Data records
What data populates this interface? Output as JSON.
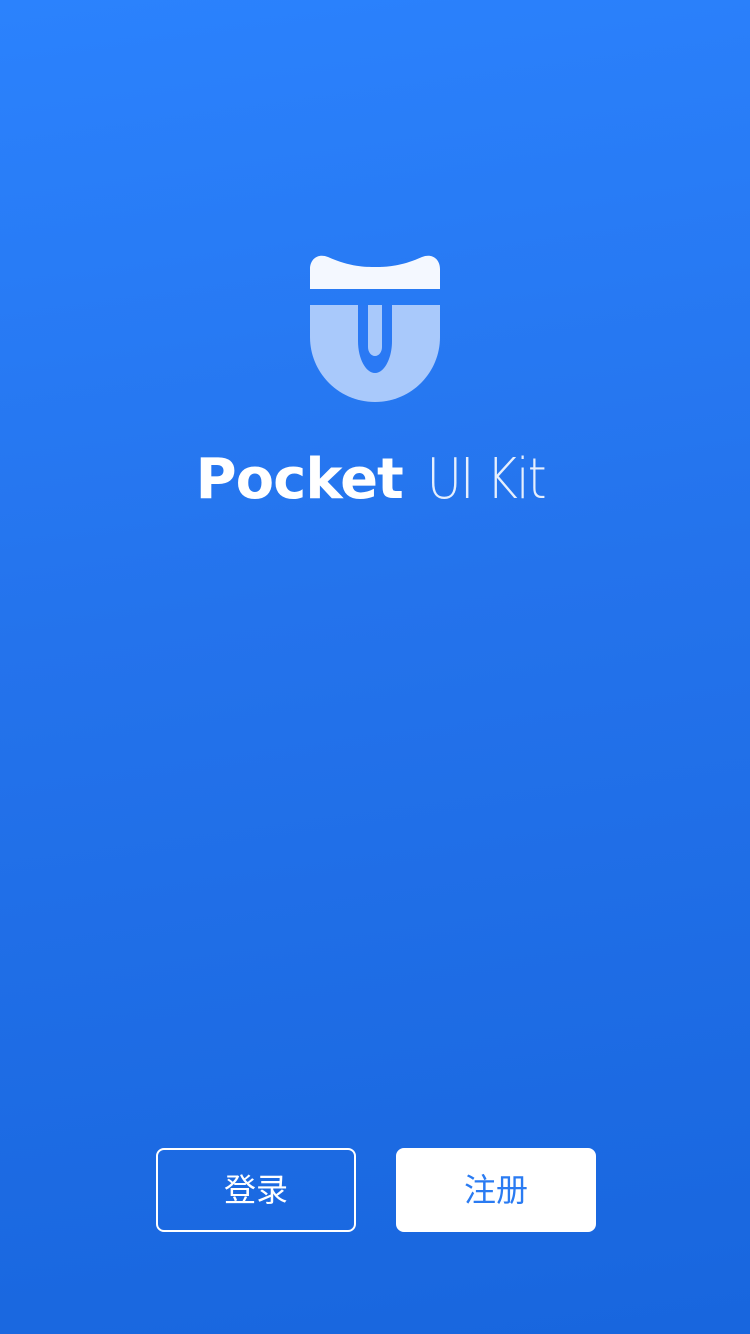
{
  "brand": {
    "name_bold": "Pocket",
    "name_light": "UI Kit"
  },
  "actions": {
    "login_label": "登录",
    "register_label": "注册"
  },
  "colors": {
    "background_top": "#2b82fd",
    "background_bottom": "#1866de",
    "button_text_blue": "#2a7bf2",
    "logo_cap": "#f4f8ff",
    "logo_body": "#a9c9fb"
  },
  "icons": {
    "logo": "pocket-u-logo-icon"
  }
}
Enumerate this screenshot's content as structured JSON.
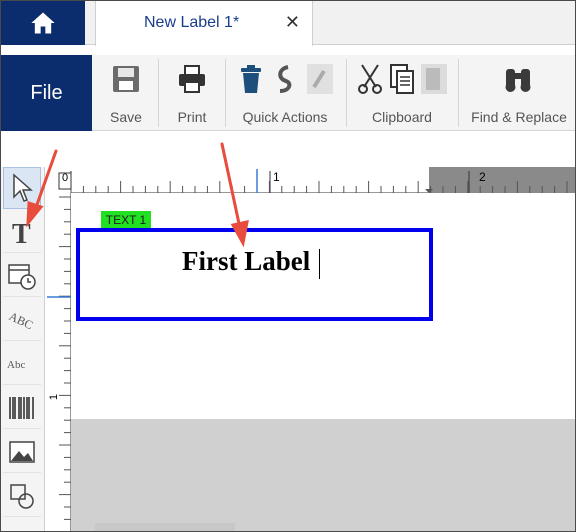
{
  "tab": {
    "title": "New Label 1*",
    "close": "✕"
  },
  "ribbon": {
    "file": "File",
    "groups": {
      "save": "Save",
      "print": "Print",
      "quick_actions": "Quick Actions",
      "clipboard": "Clipboard",
      "find_replace": "Find & Replace"
    }
  },
  "rulers": {
    "h_marks": [
      "0",
      "1",
      "2"
    ],
    "v_marks": [
      "0",
      "1"
    ]
  },
  "canvas": {
    "object_tag": "TEXT 1",
    "text": "First Label",
    "accent": "#0000ee",
    "tag_color": "#22e022"
  },
  "tools": [
    "pointer-icon",
    "text-icon",
    "date-time-icon",
    "curved-text-icon",
    "paragraph-text-icon",
    "barcode-icon",
    "image-icon",
    "shape-icon"
  ]
}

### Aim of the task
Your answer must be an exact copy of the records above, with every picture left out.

### Output for this exercise
What data populates this interface? Output as JSON.
{
  "brand": {
    "name_bold": "Pocket",
    "name_light": "UI Kit"
  },
  "actions": {
    "login_label": "登录",
    "register_label": "注册"
  },
  "colors": {
    "background_top": "#2b82fd",
    "background_bottom": "#1866de",
    "button_text_blue": "#2a7bf2",
    "logo_cap": "#f4f8ff",
    "logo_body": "#a9c9fb"
  },
  "icons": {
    "logo": "pocket-u-logo-icon"
  }
}
Enumerate this screenshot's content as structured JSON.
{
  "tab": {
    "title": "New Label 1*",
    "close": "✕"
  },
  "ribbon": {
    "file": "File",
    "groups": {
      "save": "Save",
      "print": "Print",
      "quick_actions": "Quick Actions",
      "clipboard": "Clipboard",
      "find_replace": "Find & Replace"
    }
  },
  "rulers": {
    "h_marks": [
      "0",
      "1",
      "2"
    ],
    "v_marks": [
      "0",
      "1"
    ]
  },
  "canvas": {
    "object_tag": "TEXT 1",
    "text": "First Label",
    "accent": "#0000ee",
    "tag_color": "#22e022"
  },
  "tools": [
    "pointer-icon",
    "text-icon",
    "date-time-icon",
    "curved-text-icon",
    "paragraph-text-icon",
    "barcode-icon",
    "image-icon",
    "shape-icon"
  ]
}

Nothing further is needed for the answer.